Two of the most gloriously technicolor years of my life were spent behind this sign, which read, in its glory days, Middle East.
It was a restaurant, a bar, a gathering place, a dysfunctional man supermarket, and for a while, the place where I felt most at home and alive.
Strangely enough, it had also been a part of my life when I was a kid. The Middle East was my mom's favorite place to go out for dinner. She judged her dates by how they responded to the belly dancers, working for tips, and when she had enough drinks, she got up and joined them. She said she knew she'd had one too many when the Arabic waiters started to turn blond.
I drank there, a lot, but that never happened to me.

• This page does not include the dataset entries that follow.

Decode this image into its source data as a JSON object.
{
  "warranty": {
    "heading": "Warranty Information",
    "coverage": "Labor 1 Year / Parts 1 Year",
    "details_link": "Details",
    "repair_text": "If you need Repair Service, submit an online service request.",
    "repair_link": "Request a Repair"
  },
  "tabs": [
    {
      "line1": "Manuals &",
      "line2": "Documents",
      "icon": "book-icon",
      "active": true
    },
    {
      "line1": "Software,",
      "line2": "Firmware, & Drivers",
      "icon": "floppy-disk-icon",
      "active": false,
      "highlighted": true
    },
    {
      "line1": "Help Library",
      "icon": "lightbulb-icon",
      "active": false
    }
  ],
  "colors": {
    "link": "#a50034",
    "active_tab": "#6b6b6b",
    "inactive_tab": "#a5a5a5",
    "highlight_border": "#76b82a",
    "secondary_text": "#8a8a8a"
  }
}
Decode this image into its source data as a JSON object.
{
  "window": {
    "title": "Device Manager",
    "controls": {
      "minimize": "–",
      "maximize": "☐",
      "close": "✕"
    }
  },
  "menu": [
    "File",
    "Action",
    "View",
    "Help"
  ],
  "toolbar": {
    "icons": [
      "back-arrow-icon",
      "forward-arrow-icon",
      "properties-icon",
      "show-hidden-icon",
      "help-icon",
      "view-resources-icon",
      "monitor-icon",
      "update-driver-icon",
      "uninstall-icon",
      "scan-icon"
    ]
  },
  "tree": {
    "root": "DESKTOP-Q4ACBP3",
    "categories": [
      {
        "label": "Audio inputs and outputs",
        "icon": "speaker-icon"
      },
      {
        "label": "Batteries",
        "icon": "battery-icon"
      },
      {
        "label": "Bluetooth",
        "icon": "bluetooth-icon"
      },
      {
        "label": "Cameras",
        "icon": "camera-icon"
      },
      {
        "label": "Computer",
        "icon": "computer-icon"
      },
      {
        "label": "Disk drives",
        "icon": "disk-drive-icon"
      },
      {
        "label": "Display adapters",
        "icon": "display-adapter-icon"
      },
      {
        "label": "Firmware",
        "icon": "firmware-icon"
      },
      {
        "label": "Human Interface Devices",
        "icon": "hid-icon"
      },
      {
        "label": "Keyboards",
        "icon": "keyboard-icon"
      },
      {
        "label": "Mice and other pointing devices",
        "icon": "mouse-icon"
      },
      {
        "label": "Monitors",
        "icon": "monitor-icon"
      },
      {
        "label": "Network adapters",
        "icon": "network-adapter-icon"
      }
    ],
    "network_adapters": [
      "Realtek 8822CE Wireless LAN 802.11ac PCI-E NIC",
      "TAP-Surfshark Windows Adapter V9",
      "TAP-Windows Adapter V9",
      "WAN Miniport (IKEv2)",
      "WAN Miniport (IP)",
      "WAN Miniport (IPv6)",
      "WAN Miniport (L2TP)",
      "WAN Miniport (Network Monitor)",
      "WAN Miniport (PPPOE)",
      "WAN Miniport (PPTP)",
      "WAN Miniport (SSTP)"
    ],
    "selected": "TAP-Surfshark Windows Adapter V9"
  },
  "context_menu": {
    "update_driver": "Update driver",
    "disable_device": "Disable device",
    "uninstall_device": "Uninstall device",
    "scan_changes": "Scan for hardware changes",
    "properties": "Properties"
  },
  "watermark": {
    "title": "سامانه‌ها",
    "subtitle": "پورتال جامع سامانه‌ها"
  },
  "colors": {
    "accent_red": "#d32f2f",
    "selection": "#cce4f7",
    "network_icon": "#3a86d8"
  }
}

Years later, in my late twenties, a friend started taking belly dance lessons. The guy she was dating thought it was cool until she got good at it and wanted to try performing. Then he wanted her to quit, so she quit him. We started hanging out at the Middle East so she could convince them to let her dance there.
It became the slightly out of the way place we would go for a drink after work, and usually end up staying until bedtime. It became the place where I got so comfortable that when the bar phone rang, I answered it if no one was available. It became the place where if I saw a table that needed clearing, I would grab a bus tub and do it. Finally, it became the place where the owner looked at me one night and said, "Why am I still surprised to find you in my kitchen?"

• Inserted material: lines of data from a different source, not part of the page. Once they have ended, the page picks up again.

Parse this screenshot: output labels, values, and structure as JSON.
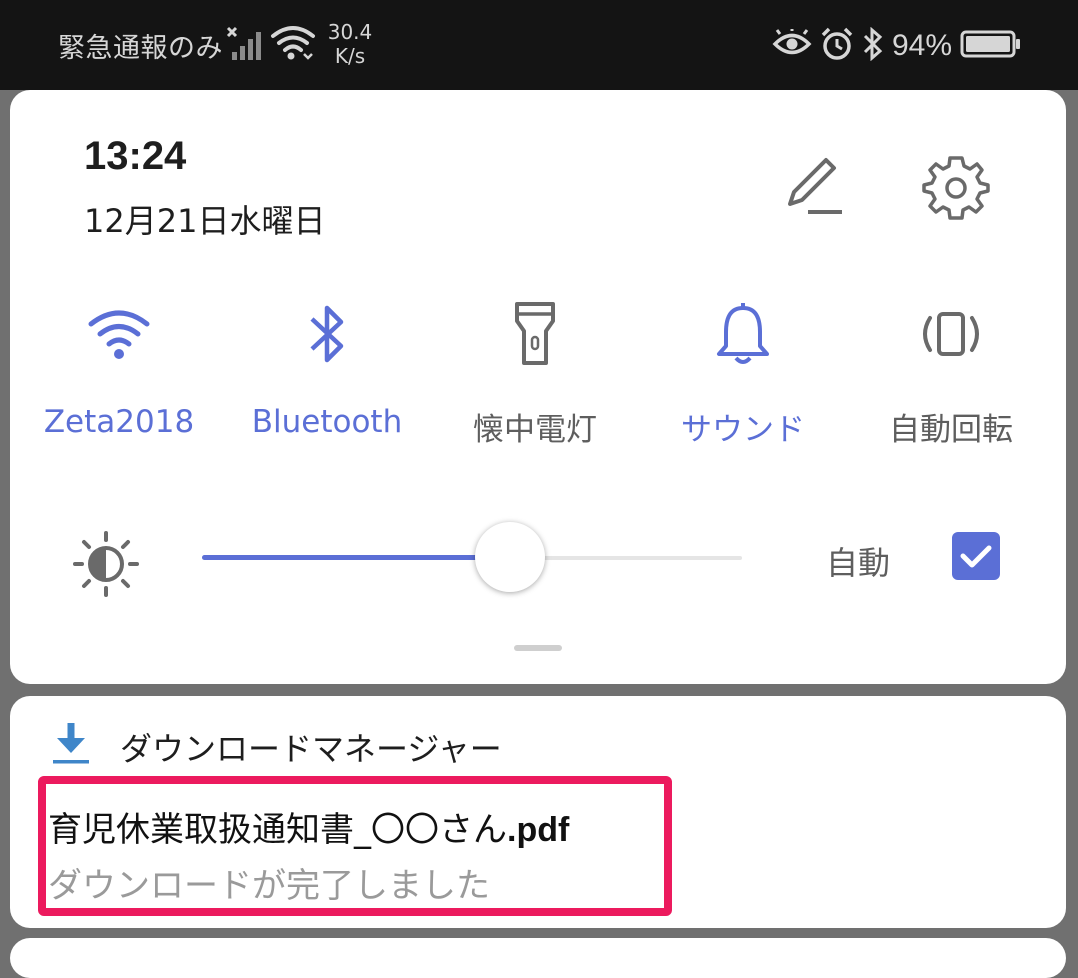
{
  "status_bar": {
    "carrier": "緊急通報のみ",
    "network_speed_value": "30.4",
    "network_speed_unit": "K/s",
    "battery_percent": "94%",
    "icons": [
      "signal-no-sim-icon",
      "wifi-icon",
      "eye-comfort-icon",
      "alarm-icon",
      "bluetooth-icon",
      "battery-icon"
    ]
  },
  "quick_panel": {
    "time": "13:24",
    "date": "12月21日水曜日",
    "tiles": [
      {
        "label": "Zeta2018",
        "icon": "wifi-icon",
        "active": true
      },
      {
        "label": "Bluetooth",
        "icon": "bluetooth-icon",
        "active": true
      },
      {
        "label": "懐中電灯",
        "icon": "flashlight-icon",
        "active": false
      },
      {
        "label": "サウンド",
        "icon": "bell-icon",
        "active": true
      },
      {
        "label": "自動回転",
        "icon": "auto-rotate-icon",
        "active": false
      }
    ],
    "brightness": {
      "level": 0.57,
      "auto_label": "自動",
      "auto_checked": true
    },
    "accent_color": "#5b6fd6"
  },
  "notification": {
    "app_name": "ダウンロードマネージャー",
    "title_name": "育児休業取扱通知書_〇〇さん",
    "title_ext": ".pdf",
    "subtitle": "ダウンロードが完了しました",
    "highlight_color": "#ec1a5e"
  }
}
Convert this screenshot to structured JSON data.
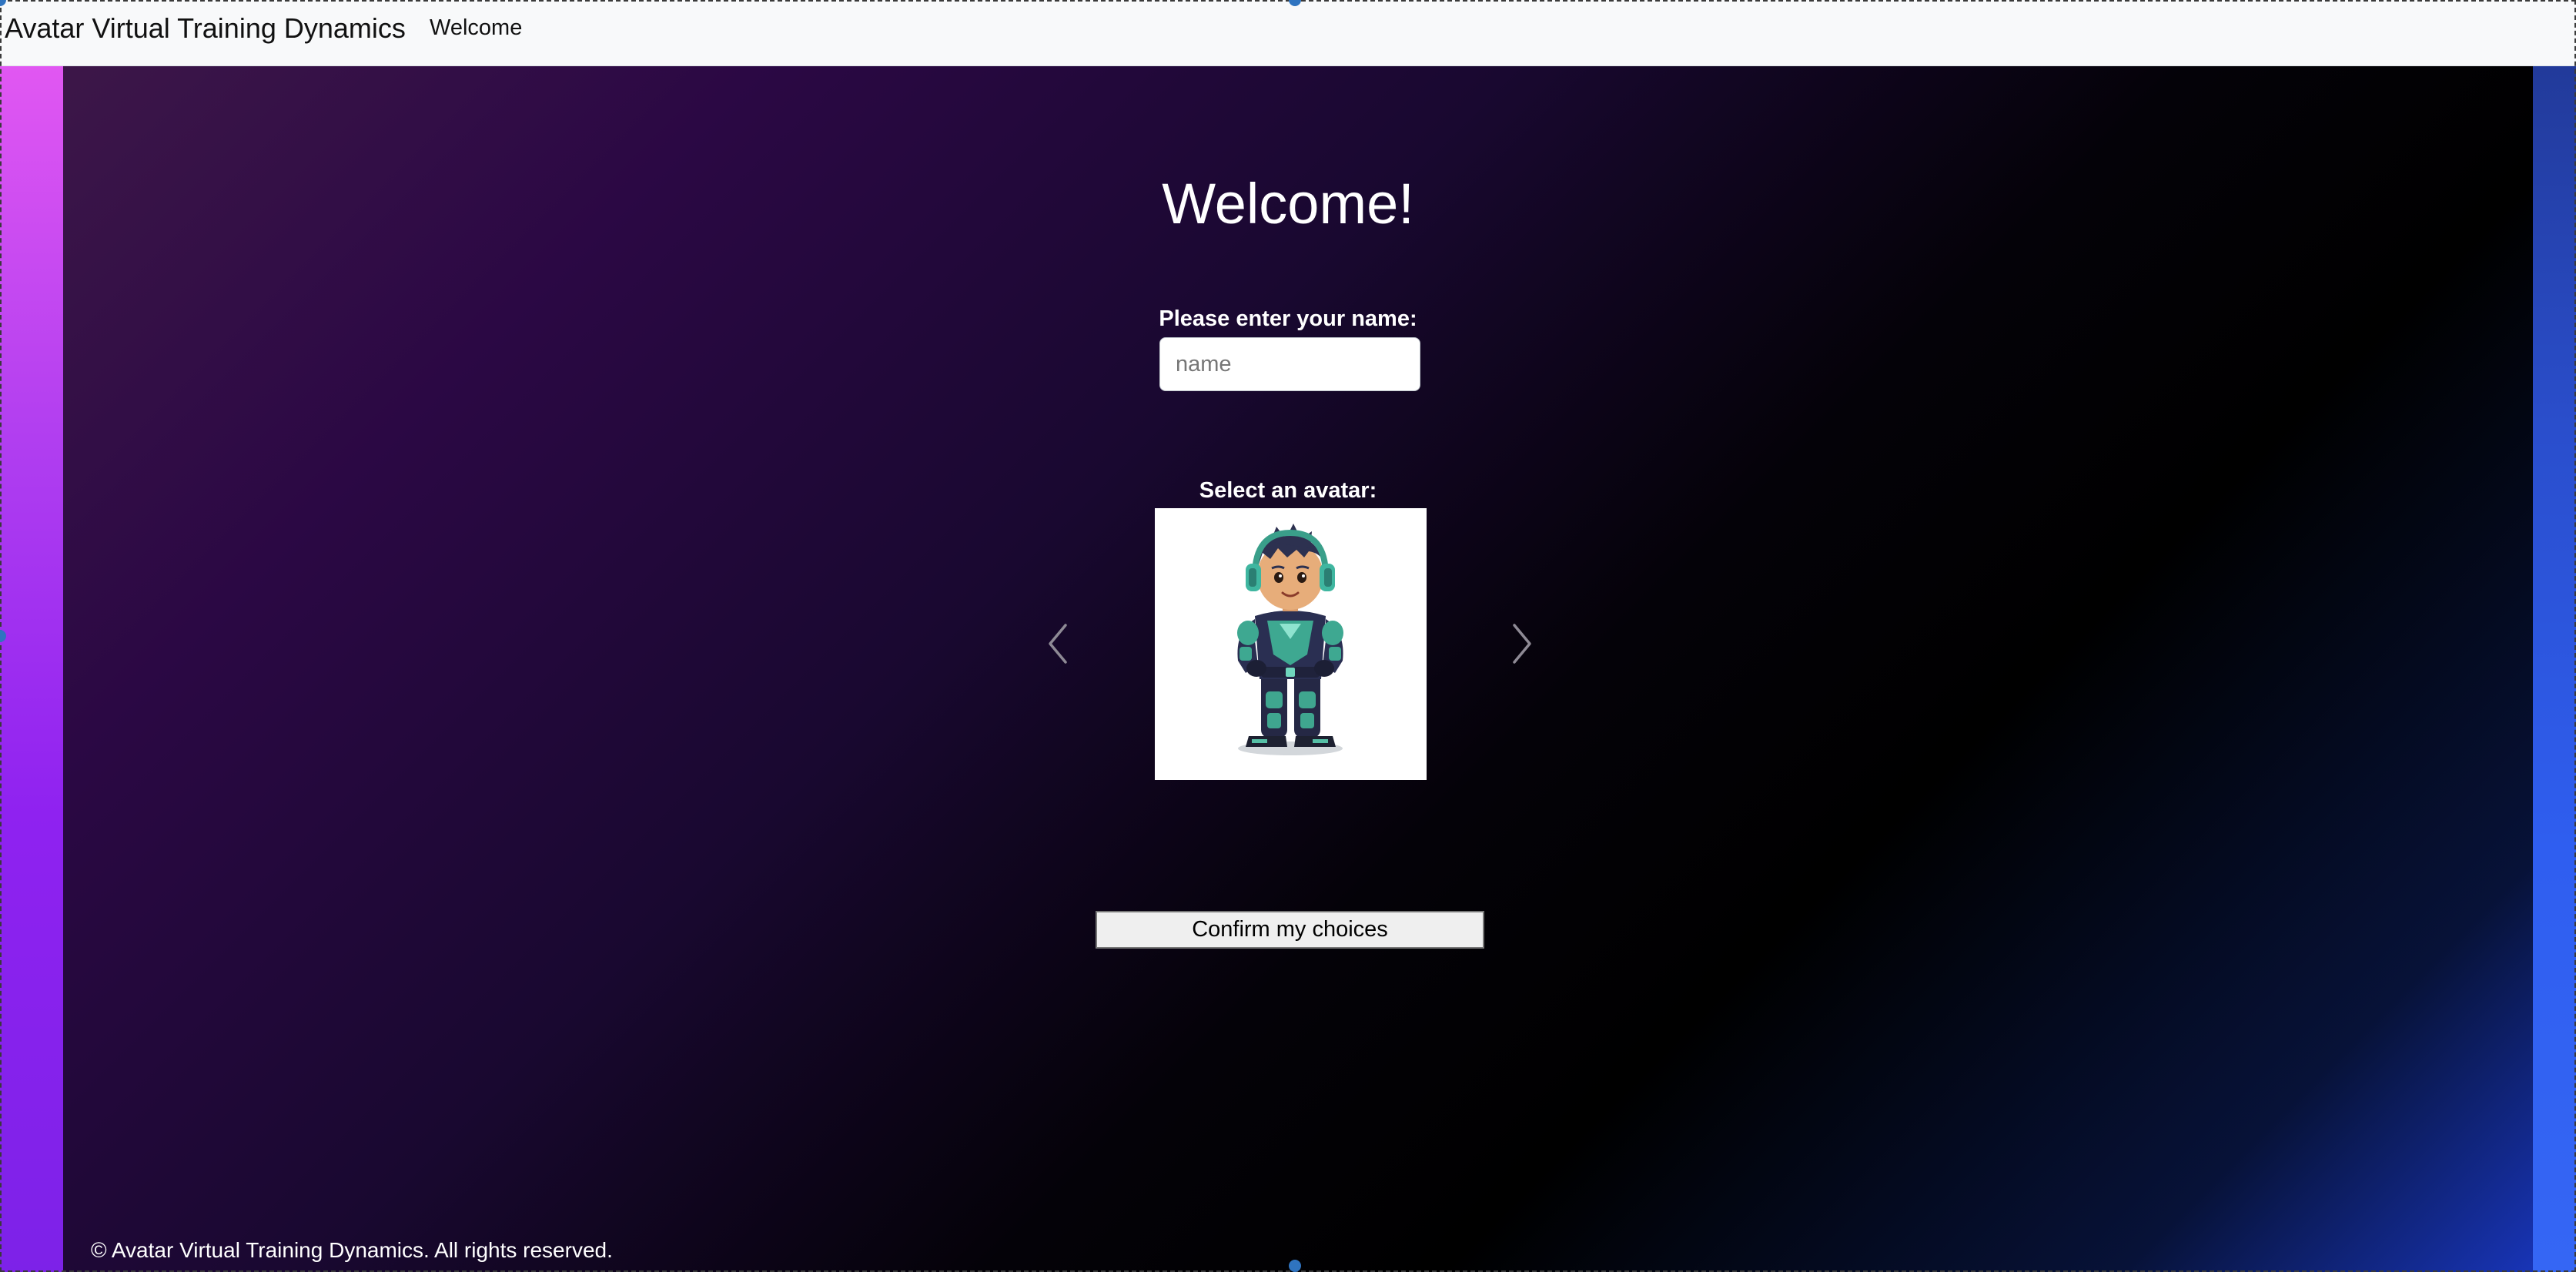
{
  "navbar": {
    "brand": "Avatar Virtual Training Dynamics",
    "link": "Welcome"
  },
  "main": {
    "title": "Welcome!",
    "name_label": "Please enter your name:",
    "name_input": {
      "value": "",
      "placeholder": "name"
    },
    "avatar_label": "Select an avatar:",
    "avatar_image": "cartoon-boy-avatar-with-headphones",
    "prev_icon": "chevron-left-icon",
    "next_icon": "chevron-right-icon",
    "confirm_label": "Confirm my choices"
  },
  "footer": {
    "text": "© Avatar Virtual Training Dynamics. All rights reserved."
  },
  "colors": {
    "navbar_bg": "#f8f9fa",
    "gradient_start": "#3e1849",
    "gradient_mid": "#000000",
    "gradient_end": "#1a38c4",
    "left_strip": "#b23ff0",
    "right_strip": "#2f5ef0"
  }
}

After that, I went on the payroll. I worked the door for their upstairs music nights, I hostessed at the comedy club and at the restaurant, and eventually, when my law firm job got to be too much, I started working days in the basement office, helping to organize a business that looked like it ran well but was total chaos behind the scenes.
I slept a little, drank a lot, ate mostly Middle Eastern food, and was absorbed into a family both real and found. While I mostly worked the upstairs concert venues, it was the Middle Eastern music that had gotten its hooks into me young, and while I never wanted to dance, I can, if pushed, make a mean belly dance costume.
Also, I still love Middle Eastern food. I've been making mejedra all through the pandemic. It's a one-pot meal that I can make on a Monday and that will last us for lunch all through the week.